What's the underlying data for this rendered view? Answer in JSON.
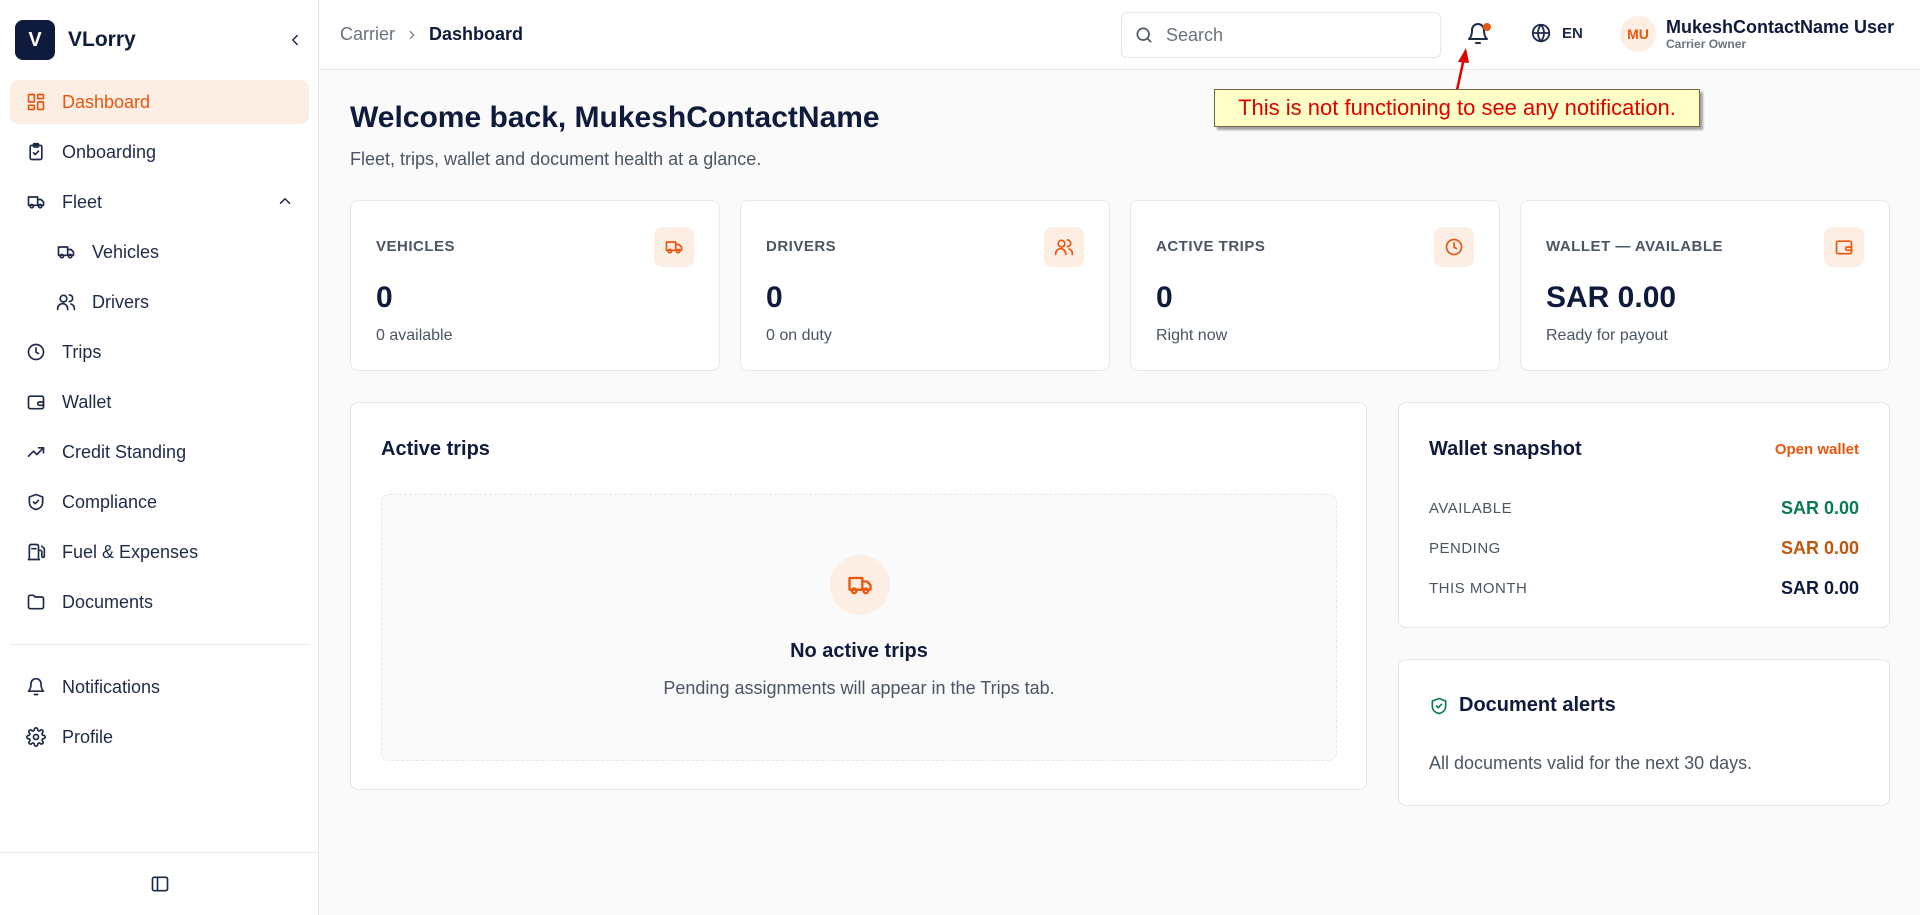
{
  "brand": {
    "logo_letter": "V",
    "name": "VLorry"
  },
  "sidebar": {
    "items": [
      {
        "label": "Dashboard",
        "icon": "dashboard-icon"
      },
      {
        "label": "Onboarding",
        "icon": "clipboard-icon"
      },
      {
        "label": "Fleet",
        "icon": "truck-icon"
      },
      {
        "label": "Vehicles",
        "icon": "truck-icon"
      },
      {
        "label": "Drivers",
        "icon": "users-icon"
      },
      {
        "label": "Trips",
        "icon": "clock-icon"
      },
      {
        "label": "Wallet",
        "icon": "wallet-icon"
      },
      {
        "label": "Credit Standing",
        "icon": "trending-up-icon"
      },
      {
        "label": "Compliance",
        "icon": "shield-icon"
      },
      {
        "label": "Fuel & Expenses",
        "icon": "fuel-icon"
      },
      {
        "label": "Documents",
        "icon": "folder-icon"
      },
      {
        "label": "Notifications",
        "icon": "bell-icon"
      },
      {
        "label": "Profile",
        "icon": "gear-icon"
      }
    ]
  },
  "breadcrumb": {
    "parent": "Carrier",
    "current": "Dashboard"
  },
  "search": {
    "placeholder": "Search"
  },
  "language": {
    "code": "EN"
  },
  "user": {
    "initials": "MU",
    "name": "MukeshContactName User",
    "role": "Carrier Owner"
  },
  "annotation": {
    "text": "This is not functioning to see any notification."
  },
  "header": {
    "welcome": "Welcome back, MukeshContactName",
    "subtitle": "Fleet, trips, wallet and document health at a glance."
  },
  "stats": [
    {
      "label": "VEHICLES",
      "value": "0",
      "sub": "0 available",
      "icon": "truck-icon"
    },
    {
      "label": "DRIVERS",
      "value": "0",
      "sub": "0 on duty",
      "icon": "users-icon"
    },
    {
      "label": "ACTIVE TRIPS",
      "value": "0",
      "sub": "Right now",
      "icon": "clock-icon"
    },
    {
      "label": "WALLET — AVAILABLE",
      "value": "SAR 0.00",
      "sub": "Ready for payout",
      "icon": "wallet-icon"
    }
  ],
  "active_trips": {
    "title": "Active trips",
    "empty_title": "No active trips",
    "empty_sub": "Pending assignments will appear in the Trips tab."
  },
  "wallet_snapshot": {
    "title": "Wallet snapshot",
    "link": "Open wallet",
    "rows": [
      {
        "label": "AVAILABLE",
        "value": "SAR 0.00",
        "color": "#0a7a55"
      },
      {
        "label": "PENDING",
        "value": "SAR 0.00",
        "color": "#c2570c"
      },
      {
        "label": "THIS MONTH",
        "value": "SAR 0.00",
        "color": "#0f1b3d"
      }
    ]
  },
  "document_alerts": {
    "title": "Document alerts",
    "text": "All documents valid for the next 30 days."
  },
  "colors": {
    "accent": "#e8560f",
    "accent_bg": "#fdeee4",
    "navy": "#0f1b3d"
  }
}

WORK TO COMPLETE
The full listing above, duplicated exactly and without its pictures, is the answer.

RESULT OF THIS EXERCISE
What's the underlying data for this rendered view? Answer in JSON.
{
  "brand": {
    "logo_letter": "V",
    "name": "VLorry"
  },
  "sidebar": {
    "items": [
      {
        "label": "Dashboard",
        "icon": "dashboard-icon"
      },
      {
        "label": "Onboarding",
        "icon": "clipboard-icon"
      },
      {
        "label": "Fleet",
        "icon": "truck-icon"
      },
      {
        "label": "Vehicles",
        "icon": "truck-icon"
      },
      {
        "label": "Drivers",
        "icon": "users-icon"
      },
      {
        "label": "Trips",
        "icon": "clock-icon"
      },
      {
        "label": "Wallet",
        "icon": "wallet-icon"
      },
      {
        "label": "Credit Standing",
        "icon": "trending-up-icon"
      },
      {
        "label": "Compliance",
        "icon": "shield-icon"
      },
      {
        "label": "Fuel & Expenses",
        "icon": "fuel-icon"
      },
      {
        "label": "Documents",
        "icon": "folder-icon"
      },
      {
        "label": "Notifications",
        "icon": "bell-icon"
      },
      {
        "label": "Profile",
        "icon": "gear-icon"
      }
    ]
  },
  "breadcrumb": {
    "parent": "Carrier",
    "current": "Dashboard"
  },
  "search": {
    "placeholder": "Search"
  },
  "language": {
    "code": "EN"
  },
  "user": {
    "initials": "MU",
    "name": "MukeshContactName User",
    "role": "Carrier Owner"
  },
  "annotation": {
    "text": "This is not functioning to see any notification."
  },
  "header": {
    "welcome": "Welcome back, MukeshContactName",
    "subtitle": "Fleet, trips, wallet and document health at a glance."
  },
  "stats": [
    {
      "label": "VEHICLES",
      "value": "0",
      "sub": "0 available",
      "icon": "truck-icon"
    },
    {
      "label": "DRIVERS",
      "value": "0",
      "sub": "0 on duty",
      "icon": "users-icon"
    },
    {
      "label": "ACTIVE TRIPS",
      "value": "0",
      "sub": "Right now",
      "icon": "clock-icon"
    },
    {
      "label": "WALLET — AVAILABLE",
      "value": "SAR 0.00",
      "sub": "Ready for payout",
      "icon": "wallet-icon"
    }
  ],
  "active_trips": {
    "title": "Active trips",
    "empty_title": "No active trips",
    "empty_sub": "Pending assignments will appear in the Trips tab."
  },
  "wallet_snapshot": {
    "title": "Wallet snapshot",
    "link": "Open wallet",
    "rows": [
      {
        "label": "AVAILABLE",
        "value": "SAR 0.00",
        "color": "#0a7a55"
      },
      {
        "label": "PENDING",
        "value": "SAR 0.00",
        "color": "#c2570c"
      },
      {
        "label": "THIS MONTH",
        "value": "SAR 0.00",
        "color": "#0f1b3d"
      }
    ]
  },
  "document_alerts": {
    "title": "Document alerts",
    "text": "All documents valid for the next 30 days."
  },
  "colors": {
    "accent": "#e8560f",
    "accent_bg": "#fdeee4",
    "navy": "#0f1b3d"
  }
}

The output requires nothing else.